- Aim of the task
Search the material for the string "Направить", then return every line where it is found.
-- Opening Marker --
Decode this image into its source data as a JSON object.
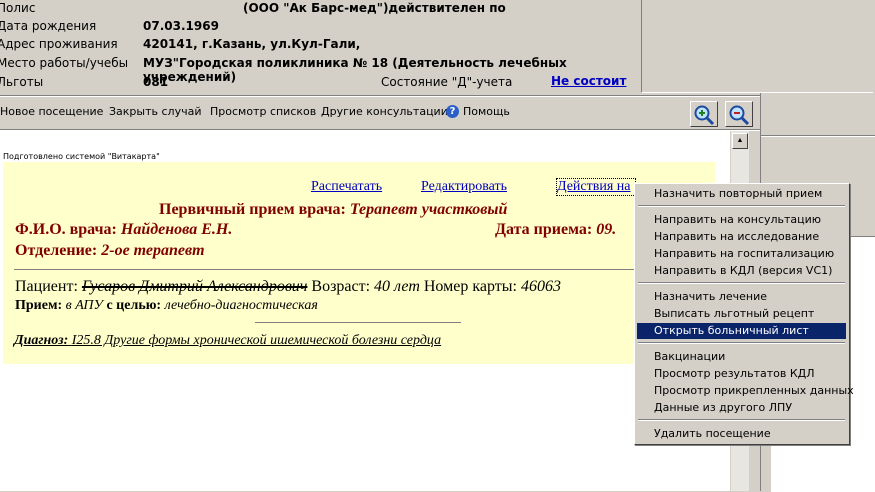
{
  "patient_info": {
    "policy_label": "Полис",
    "policy_value": "(ООО \"Ак Барс-мед\")действителен по",
    "dob_label": "Дата рождения",
    "dob_value": "07.03.1969",
    "address_label": "Адрес проживания",
    "address_value": "420141, г.Казань, ул.Кул-Гали,",
    "work_label": "Место работы/учебы",
    "work_value": "МУЗ\"Городская поликлиника № 18 (Деятельность лечебных учреждений)",
    "benefits_label": "Льготы",
    "benefits_value": "081",
    "d_status_label": "Состояние \"Д\"-учета",
    "d_status_link": "Не состоит"
  },
  "toolbar": {
    "new_visit": "Новое посещение",
    "close_case": "Закрыть случай",
    "view_lists": "Просмотр списков",
    "other_consult": "Другие консультации",
    "help": "Помощь",
    "help_icon": "help-icon",
    "zoom_in_icon": "zoom-in-icon",
    "zoom_out_icon": "zoom-out-icon"
  },
  "document": {
    "prepared_by": "Подготовлено системой \"Витакарта\"",
    "print_link": "Распечатать",
    "edit_link": "Редактировать",
    "actions_link": "Действия на",
    "heading_prefix": "Первичный прием врача:",
    "heading_spec": "Терапевт участковый",
    "doctor_label": "Ф.И.О. врача:",
    "doctor_value": "Найденова Е.Н.",
    "date_label": "Дата приема:",
    "date_value": "09.",
    "dept_label": "Отделение:",
    "dept_value": "2-ое терапевт",
    "patient_label": "Пациент:",
    "patient_name": "Гусаров Дмитрий Александрович",
    "age_label": "Возраст:",
    "age_value": "40 лет",
    "card_label": "Номер карты:",
    "card_value": "46063",
    "reception_label": "Прием:",
    "reception_place": "в АПУ",
    "purpose_label": "с целью:",
    "purpose_value": "лечебно-диагностическая",
    "diagnosis_label": "Диагноз:",
    "diagnosis_value": "I25.8 Другие формы хронической ишемической болезни сердца"
  },
  "context_menu": {
    "items": [
      "Назначить повторный прием",
      "Направить на консультацию",
      "Направить на исследование",
      "Направить на госпитализацию",
      "Направить в КДЛ (версия VC1)",
      "Назначить лечение",
      "Выписать льготный рецепт",
      "Открыть больничный лист",
      "Вакцинации",
      "Просмотр результатов КДЛ",
      "Просмотр прикрепленных данных",
      "Данные из другого ЛПУ",
      "Удалить посещение"
    ],
    "selected": "Открыть больничный лист"
  },
  "colors": {
    "doc_bg": "#ffffcc",
    "heading_red": "#800000",
    "menu_highlight": "#0a246a",
    "link_blue": "#0000c0"
  }
}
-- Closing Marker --
- Result below
      "Направить на консультацию",
      "Направить на исследование",
      "Направить на госпитализацию",
      "Направить в КДЛ (версия VC1)",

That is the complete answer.